**WORK ITEM:**
Go line by line through the entries below and copy those containing the string "icon".

**RECORDS FOR THIS EXERCISE:**
+++++

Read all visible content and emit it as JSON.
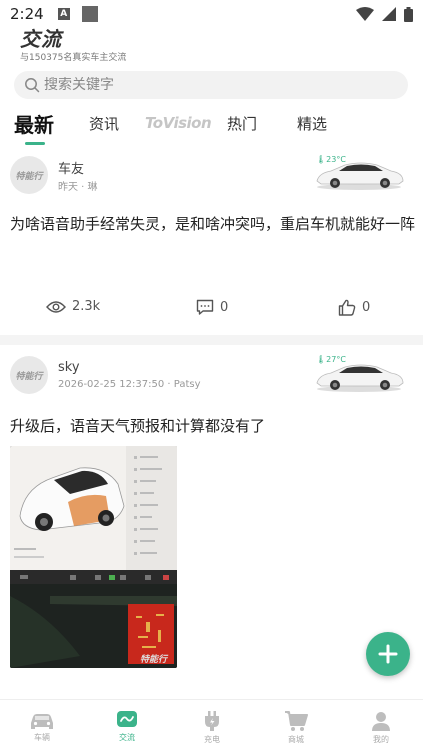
{
  "status_bar": {
    "time": "2:24",
    "a_badge": "A"
  },
  "header": {
    "title": "交流",
    "subtitle": "与150375名真实车主交流"
  },
  "search": {
    "placeholder": "搜索关键字"
  },
  "tabs": [
    {
      "label": "最新",
      "active": true
    },
    {
      "label": "资讯",
      "active": false
    },
    {
      "label": "ToVision",
      "active": false
    },
    {
      "label": "热门",
      "active": false
    },
    {
      "label": "精选",
      "active": false
    }
  ],
  "posts": [
    {
      "avatar_text": "特能行",
      "author": "车友",
      "meta": "昨天 · 琳",
      "temperature": "23°C",
      "text": "为啥语音助手经常失灵，是和啥冲突吗，重启车机就能好一阵",
      "views": "2.3k",
      "comments": "0",
      "likes": "0"
    },
    {
      "avatar_text": "特能行",
      "author": "sky",
      "meta": "2026-02-25 12:37:50 · Patsy",
      "temperature": "27°C",
      "text": "升级后，语音天气预报和计算都没有了",
      "image_watermark": "特能行"
    }
  ],
  "bottom_nav": [
    {
      "label": "车辆",
      "icon": "car-icon",
      "active": false
    },
    {
      "label": "交流",
      "icon": "chat-icon",
      "active": true
    },
    {
      "label": "充电",
      "icon": "charging-plug-icon",
      "active": false
    },
    {
      "label": "商城",
      "icon": "cart-icon",
      "active": false
    },
    {
      "label": "我的",
      "icon": "profile-icon",
      "active": false
    }
  ],
  "colors": {
    "accent": "#3bb38a",
    "text_primary": "#222222",
    "text_secondary": "#999999"
  }
}
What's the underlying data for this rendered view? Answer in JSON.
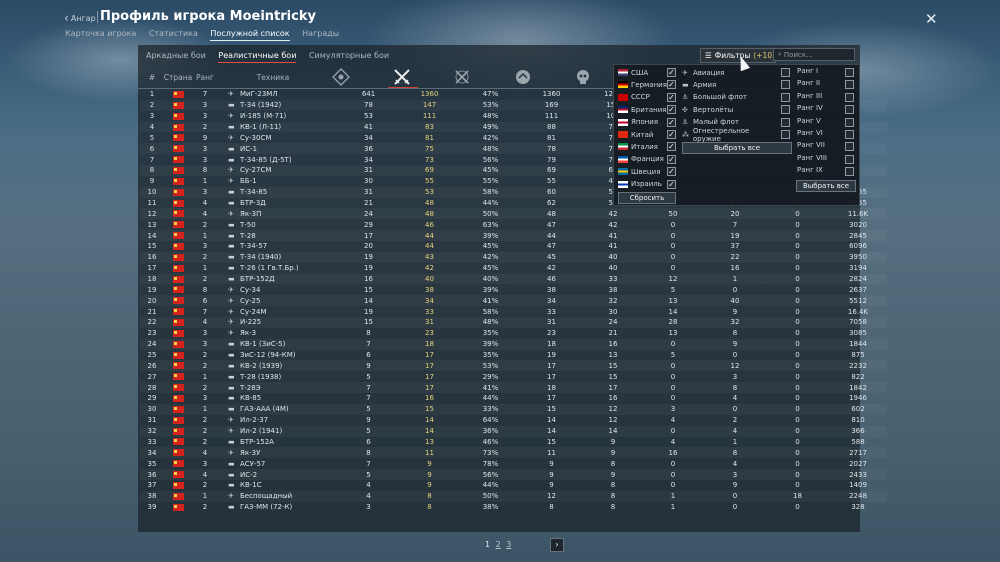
{
  "header": {
    "back_label": "Ангар",
    "title": "Профиль игрока Moeintricky"
  },
  "tabs": [
    "Карточка игрока",
    "Статистика",
    "Послужной список",
    "Награды"
  ],
  "modes": [
    "Аркадные бои",
    "Реалистичные бои",
    "Симуляторные бои"
  ],
  "filter": {
    "label": "Фильтры",
    "count": "(+10)"
  },
  "search": {
    "placeholder": "Поиск..."
  },
  "columns": {
    "num": "#",
    "country": "Страна",
    "rank": "Ранг",
    "vehicle": "Техника"
  },
  "countries": [
    {
      "name": "США",
      "colors": [
        "#b22234",
        "#ffffff",
        "#3c3b6e"
      ]
    },
    {
      "name": "Германия",
      "colors": [
        "#000000",
        "#dd0000",
        "#ffce00"
      ]
    },
    {
      "name": "СССР",
      "colors": [
        "#cc0000",
        "#cc0000",
        "#cc0000"
      ]
    },
    {
      "name": "Британия",
      "colors": [
        "#012169",
        "#c8102e",
        "#ffffff"
      ]
    },
    {
      "name": "Япония",
      "colors": [
        "#ffffff",
        "#bc002d",
        "#ffffff"
      ]
    },
    {
      "name": "Китай",
      "colors": [
        "#de2910",
        "#de2910",
        "#de2910"
      ]
    },
    {
      "name": "Италия",
      "colors": [
        "#009246",
        "#ffffff",
        "#ce2b37"
      ]
    },
    {
      "name": "Франция",
      "colors": [
        "#0055a4",
        "#ffffff",
        "#ef4135"
      ]
    },
    {
      "name": "Швеция",
      "colors": [
        "#006aa7",
        "#fecc00",
        "#006aa7"
      ]
    },
    {
      "name": "Израиль",
      "colors": [
        "#ffffff",
        "#0038b8",
        "#ffffff"
      ]
    }
  ],
  "vehicle_types": [
    "Авиация",
    "Армия",
    "Большой флот",
    "Вертолёты",
    "Малый флот",
    "Огнестрельное оружие"
  ],
  "ranks": [
    "Ранг I",
    "Ранг II",
    "Ранг III",
    "Ранг IV",
    "Ранг V",
    "Ранг VI",
    "Ранг VII",
    "Ранг VIII",
    "Ранг IX"
  ],
  "buttons": {
    "select_all": "Выбрать все",
    "reset": "Сбросить",
    "select_all_ranks": "Выбрать все"
  },
  "pager": {
    "current": "1",
    "pages": [
      "2",
      "3"
    ],
    "next": "›"
  },
  "rows": [
    [
      "1",
      "7",
      "МиГ-23МЛ",
      "641",
      "1360",
      "47%",
      "1360",
      "1217",
      "",
      "",
      "",
      ""
    ],
    [
      "2",
      "3",
      "Т-34 (1942)",
      "78",
      "147",
      "53%",
      "169",
      "156",
      "",
      "",
      "",
      ""
    ],
    [
      "3",
      "3",
      "И-185 (М-71)",
      "53",
      "111",
      "48%",
      "111",
      "103",
      "",
      "",
      "",
      ""
    ],
    [
      "4",
      "2",
      "КВ-1 (Л-11)",
      "41",
      "83",
      "49%",
      "88",
      "79",
      "",
      "",
      "",
      ""
    ],
    [
      "5",
      "9",
      "Су-30СМ",
      "34",
      "81",
      "42%",
      "81",
      "78",
      "",
      "",
      "",
      ""
    ],
    [
      "6",
      "3",
      "ИС-1",
      "36",
      "75",
      "48%",
      "78",
      "74",
      "",
      "",
      "",
      ""
    ],
    [
      "7",
      "3",
      "Т-34-85 (Д-5Т)",
      "34",
      "73",
      "56%",
      "79",
      "74",
      "",
      "",
      "",
      ""
    ],
    [
      "8",
      "8",
      "Су-27СМ",
      "31",
      "69",
      "45%",
      "69",
      "68",
      "",
      "",
      "",
      ""
    ],
    [
      "9",
      "1",
      "ББ-1",
      "30",
      "55",
      "55%",
      "55",
      "44",
      "",
      "",
      "",
      ""
    ],
    [
      "10",
      "3",
      "Т-34-85",
      "31",
      "53",
      "58%",
      "60",
      "55",
      "",
      "",
      "",
      "8555"
    ],
    [
      "11",
      "4",
      "БТР-3Д",
      "21",
      "48",
      "44%",
      "62",
      "54",
      "11",
      "17",
      "0",
      "8355"
    ],
    [
      "12",
      "4",
      "Як-3П",
      "24",
      "48",
      "50%",
      "48",
      "42",
      "50",
      "20",
      "0",
      "11.6K"
    ],
    [
      "13",
      "2",
      "Т-50",
      "29",
      "46",
      "63%",
      "47",
      "42",
      "0",
      "7",
      "0",
      "3020"
    ],
    [
      "14",
      "1",
      "Т-28",
      "17",
      "44",
      "39%",
      "44",
      "41",
      "0",
      "19",
      "0",
      "2845"
    ],
    [
      "15",
      "3",
      "Т-34-57",
      "20",
      "44",
      "45%",
      "47",
      "41",
      "0",
      "37",
      "0",
      "6096"
    ],
    [
      "16",
      "2",
      "Т-34 (1940)",
      "19",
      "43",
      "42%",
      "45",
      "40",
      "0",
      "22",
      "0",
      "3950"
    ],
    [
      "17",
      "1",
      "Т-26 (1 Гв.Т.Бр.)",
      "19",
      "42",
      "45%",
      "42",
      "40",
      "0",
      "16",
      "0",
      "3194"
    ],
    [
      "18",
      "2",
      "БТР-152Д",
      "16",
      "40",
      "40%",
      "46",
      "33",
      "12",
      "1",
      "0",
      "2824"
    ],
    [
      "19",
      "8",
      "Су-34",
      "15",
      "38",
      "39%",
      "38",
      "38",
      "5",
      "0",
      "0",
      "2637"
    ],
    [
      "20",
      "6",
      "Су-25",
      "14",
      "34",
      "41%",
      "34",
      "32",
      "13",
      "40",
      "0",
      "5512"
    ],
    [
      "21",
      "7",
      "Су-24М",
      "19",
      "33",
      "58%",
      "33",
      "30",
      "14",
      "9",
      "0",
      "16.4K"
    ],
    [
      "22",
      "4",
      "И-225",
      "15",
      "31",
      "48%",
      "31",
      "24",
      "28",
      "32",
      "0",
      "7058"
    ],
    [
      "23",
      "3",
      "Як-3",
      "8",
      "23",
      "35%",
      "23",
      "21",
      "13",
      "8",
      "0",
      "3085"
    ],
    [
      "24",
      "3",
      "КВ-1 (ЗиС-5)",
      "7",
      "18",
      "39%",
      "18",
      "16",
      "0",
      "9",
      "0",
      "1844"
    ],
    [
      "25",
      "2",
      "ЗиС-12 (94-КМ)",
      "6",
      "17",
      "35%",
      "19",
      "13",
      "5",
      "0",
      "0",
      "875"
    ],
    [
      "26",
      "2",
      "КВ-2 (1939)",
      "9",
      "17",
      "53%",
      "17",
      "15",
      "0",
      "12",
      "0",
      "2232"
    ],
    [
      "27",
      "1",
      "Т-28 (1938)",
      "5",
      "17",
      "29%",
      "17",
      "15",
      "0",
      "3",
      "0",
      "822"
    ],
    [
      "28",
      "2",
      "Т-28Э",
      "7",
      "17",
      "41%",
      "18",
      "17",
      "0",
      "8",
      "0",
      "1842"
    ],
    [
      "29",
      "3",
      "КВ-85",
      "7",
      "16",
      "44%",
      "17",
      "16",
      "0",
      "4",
      "0",
      "1946"
    ],
    [
      "30",
      "1",
      "ГАЗ-ААА (4М)",
      "5",
      "15",
      "33%",
      "15",
      "12",
      "3",
      "0",
      "0",
      "602"
    ],
    [
      "31",
      "2",
      "Ил-2-37",
      "9",
      "14",
      "64%",
      "14",
      "12",
      "4",
      "2",
      "0",
      "810"
    ],
    [
      "32",
      "2",
      "Ил-2 (1941)",
      "5",
      "14",
      "36%",
      "14",
      "14",
      "0",
      "4",
      "0",
      "366"
    ],
    [
      "33",
      "2",
      "БТР-152А",
      "6",
      "13",
      "46%",
      "15",
      "9",
      "4",
      "1",
      "0",
      "588"
    ],
    [
      "34",
      "4",
      "Як-3У",
      "8",
      "11",
      "73%",
      "11",
      "9",
      "16",
      "8",
      "0",
      "2717"
    ],
    [
      "35",
      "3",
      "АСУ-57",
      "7",
      "9",
      "78%",
      "9",
      "8",
      "0",
      "4",
      "0",
      "2027"
    ],
    [
      "36",
      "4",
      "ИС-2",
      "5",
      "9",
      "56%",
      "9",
      "9",
      "0",
      "3",
      "0",
      "2433"
    ],
    [
      "37",
      "2",
      "КВ-1С",
      "4",
      "9",
      "44%",
      "9",
      "8",
      "0",
      "9",
      "0",
      "1409"
    ],
    [
      "38",
      "1",
      "Беспощадный",
      "4",
      "8",
      "50%",
      "12",
      "8",
      "1",
      "0",
      "18",
      "2248"
    ],
    [
      "39",
      "2",
      "ГАЗ-ММ (72-К)",
      "3",
      "8",
      "38%",
      "8",
      "8",
      "1",
      "0",
      "0",
      "328"
    ]
  ]
}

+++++

**TASK RESPONSE:**
      "icon": "car-icon",
      "icon": "chat-icon",
      "icon": "charging-plug-icon",
      "icon": "cart-icon",
      "icon": "profile-icon",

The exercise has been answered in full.